INSTRUCTIONS FOR THE TASK: Read the records and gather each line that includes "JSON".

DATA FOR ANALYSIS:
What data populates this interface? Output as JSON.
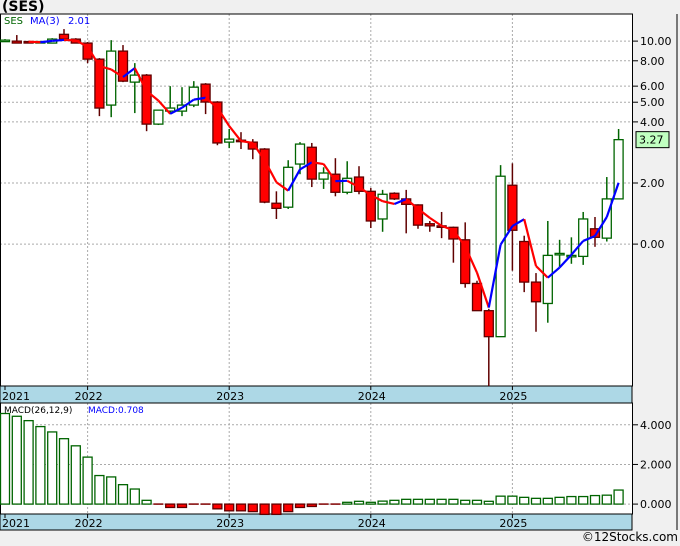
{
  "title": "(SES)",
  "footer": "©12Stocks.com",
  "colors": {
    "up": "#006400",
    "down": "#ff0000",
    "down_edge": "#600000",
    "ma_up": "#0000ff",
    "ma_down": "#ff0000",
    "date_band": "#add8e6",
    "price_tag": "#c0ffc0"
  },
  "chart_data": [
    {
      "type": "candlestick",
      "scale": "log",
      "legend": {
        "symbol": "SES",
        "ma_label": "MA(3)",
        "ma_value": "2.01"
      },
      "grid": true,
      "x_labels": [
        "2021",
        "2022",
        "2023",
        "2024",
        "2025"
      ],
      "x_label_index": [
        0,
        7,
        19,
        31,
        43
      ],
      "y_ticks": [
        {
          "value": 10,
          "label": "10.00"
        },
        {
          "value": 8,
          "label": "8.00"
        },
        {
          "value": 6,
          "label": "6.00"
        },
        {
          "value": 5,
          "label": "5.00"
        },
        {
          "value": 4,
          "label": "4.00"
        },
        {
          "value": 2,
          "label": "2.00"
        },
        {
          "value": 1,
          "label": "0.00"
        }
      ],
      "last_price": {
        "value": 3.27,
        "label": "3.27"
      },
      "ylim": [
        0.2,
        13.6
      ],
      "ma_period": 3,
      "candles_ohlc": [
        [
          10.0,
          10.23,
          9.95,
          10.11
        ],
        [
          10.0,
          10.71,
          9.78,
          9.78
        ],
        [
          9.95,
          10.0,
          9.89,
          9.89
        ],
        [
          9.89,
          10.0,
          9.85,
          9.95
        ],
        [
          9.78,
          10.34,
          9.78,
          10.23
        ],
        [
          10.8,
          11.46,
          10.23,
          10.23
        ],
        [
          10.23,
          10.34,
          9.78,
          9.78
        ],
        [
          9.78,
          9.89,
          7.79,
          8.15
        ],
        [
          8.15,
          8.25,
          4.27,
          4.68
        ],
        [
          4.84,
          10.11,
          4.22,
          8.93
        ],
        [
          8.93,
          9.56,
          6.28,
          6.35
        ],
        [
          6.28,
          7.79,
          4.42,
          6.8
        ],
        [
          6.8,
          6.88,
          3.6,
          3.9
        ],
        [
          3.9,
          4.57,
          3.86,
          4.57
        ],
        [
          4.52,
          6.0,
          4.37,
          4.68
        ],
        [
          4.52,
          5.93,
          4.27,
          4.84
        ],
        [
          4.84,
          6.35,
          4.73,
          5.93
        ],
        [
          6.14,
          6.21,
          4.37,
          5.01
        ],
        [
          5.01,
          5.06,
          3.07,
          3.15
        ],
        [
          3.18,
          3.69,
          2.97,
          3.29
        ],
        [
          3.25,
          3.56,
          2.94,
          3.22
        ],
        [
          3.18,
          3.29,
          2.62,
          2.94
        ],
        [
          2.94,
          2.97,
          1.59,
          1.61
        ],
        [
          1.59,
          1.82,
          1.33,
          1.5
        ],
        [
          1.52,
          2.59,
          1.49,
          2.39
        ],
        [
          2.48,
          3.18,
          2.21,
          3.11
        ],
        [
          3.0,
          3.15,
          1.91,
          2.09
        ],
        [
          2.09,
          2.39,
          1.87,
          2.24
        ],
        [
          2.21,
          2.65,
          1.72,
          1.8
        ],
        [
          1.8,
          2.56,
          1.76,
          2.11
        ],
        [
          2.14,
          2.42,
          1.76,
          1.82
        ],
        [
          1.82,
          1.89,
          1.2,
          1.3
        ],
        [
          1.33,
          1.85,
          1.15,
          1.76
        ],
        [
          1.78,
          1.8,
          1.65,
          1.67
        ],
        [
          1.67,
          1.85,
          1.13,
          1.57
        ],
        [
          1.56,
          1.57,
          1.19,
          1.24
        ],
        [
          1.26,
          1.3,
          1.15,
          1.23
        ],
        [
          1.23,
          1.44,
          1.07,
          1.22
        ],
        [
          1.21,
          1.22,
          0.81,
          1.06
        ],
        [
          1.05,
          1.28,
          0.61,
          0.64
        ],
        [
          0.64,
          0.66,
          0.47,
          0.47
        ],
        [
          0.47,
          0.48,
          0.2,
          0.35
        ],
        [
          0.35,
          2.45,
          0.35,
          2.16
        ],
        [
          1.95,
          2.5,
          0.74,
          1.17
        ],
        [
          1.03,
          1.1,
          0.58,
          0.65
        ],
        [
          0.65,
          0.72,
          0.37,
          0.52
        ],
        [
          0.51,
          1.3,
          0.41,
          0.88
        ],
        [
          0.89,
          1.05,
          0.77,
          0.9
        ],
        [
          0.87,
          1.08,
          0.8,
          0.88
        ],
        [
          0.87,
          1.44,
          0.79,
          1.33
        ],
        [
          1.19,
          1.36,
          0.97,
          1.08
        ],
        [
          1.07,
          2.14,
          1.03,
          1.67
        ],
        [
          1.67,
          3.69,
          1.67,
          3.27
        ]
      ]
    },
    {
      "type": "bar",
      "legend": {
        "label": "MACD(26,12,9)",
        "value_label": "MACD:0.708"
      },
      "grid": true,
      "x_labels": [
        "2021",
        "2022",
        "2023",
        "2024",
        "2025"
      ],
      "x_label_index": [
        0,
        7,
        19,
        31,
        43
      ],
      "y_ticks": [
        {
          "value": 4,
          "label": "4.000"
        },
        {
          "value": 2,
          "label": "2.000"
        },
        {
          "value": 0,
          "label": "0.000"
        }
      ],
      "ylim": [
        -0.5,
        5.1
      ],
      "values": [
        4.57,
        4.43,
        4.21,
        3.91,
        3.64,
        3.3,
        2.94,
        2.37,
        1.44,
        1.37,
        0.98,
        0.76,
        0.19,
        -0.02,
        -0.17,
        -0.17,
        -0.02,
        -0.02,
        -0.24,
        -0.34,
        -0.34,
        -0.38,
        -0.52,
        -0.52,
        -0.38,
        -0.17,
        -0.12,
        -0.02,
        -0.02,
        0.09,
        0.14,
        0.09,
        0.15,
        0.19,
        0.24,
        0.24,
        0.24,
        0.24,
        0.24,
        0.19,
        0.19,
        0.14,
        0.4,
        0.4,
        0.34,
        0.29,
        0.29,
        0.34,
        0.38,
        0.38,
        0.43,
        0.45,
        0.708
      ]
    }
  ]
}
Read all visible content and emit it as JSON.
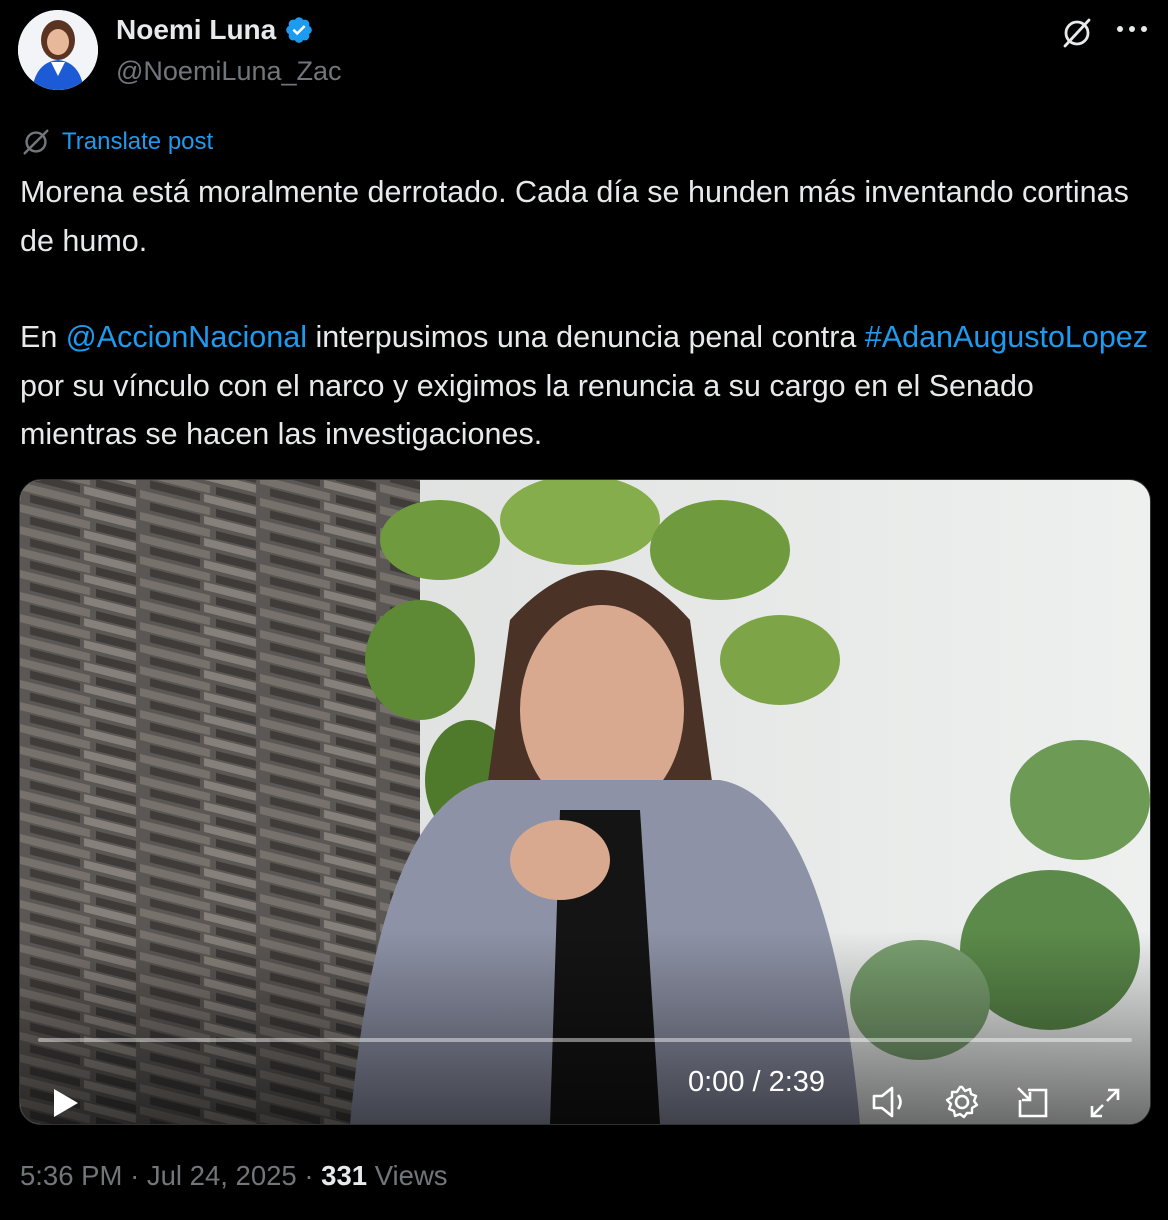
{
  "author": {
    "name": "Noemi Luna",
    "handle": "@NoemiLuna_Zac",
    "verified_color": "#1d9bf0"
  },
  "header_icons": [
    "grok-icon",
    "more-icon"
  ],
  "translate_label": "Translate post",
  "post": {
    "line1": "Morena está moralmente derrotado. Cada día se hunden más inventando cortinas de humo.",
    "p2_before": "En ",
    "mention": "@AccionNacional",
    "p2_mid": " interpusimos  una denuncia penal contra ",
    "hashtag": "#AdanAugustoLopez",
    "p2_after": " por su vínculo con el narco y exigimos la renuncia a su cargo en el Senado mientras se hacen las investigaciones."
  },
  "video": {
    "time": "0:00 / 2:39",
    "progress": 0,
    "controls": [
      "play-icon",
      "volume-icon",
      "settings-icon",
      "pip-icon",
      "fullscreen-icon"
    ]
  },
  "meta": {
    "time": "5:36 PM",
    "date": "Jul 24, 2025",
    "views_count": "331",
    "views_label": "Views"
  },
  "colors": {
    "background": "#000000",
    "text": "#e7e9ea",
    "muted": "#71767b",
    "accent": "#1d9bf0"
  }
}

SOLUTION BELOW:
What data populates this interface? Output as JSON.
Read all visible content and emit it as JSON.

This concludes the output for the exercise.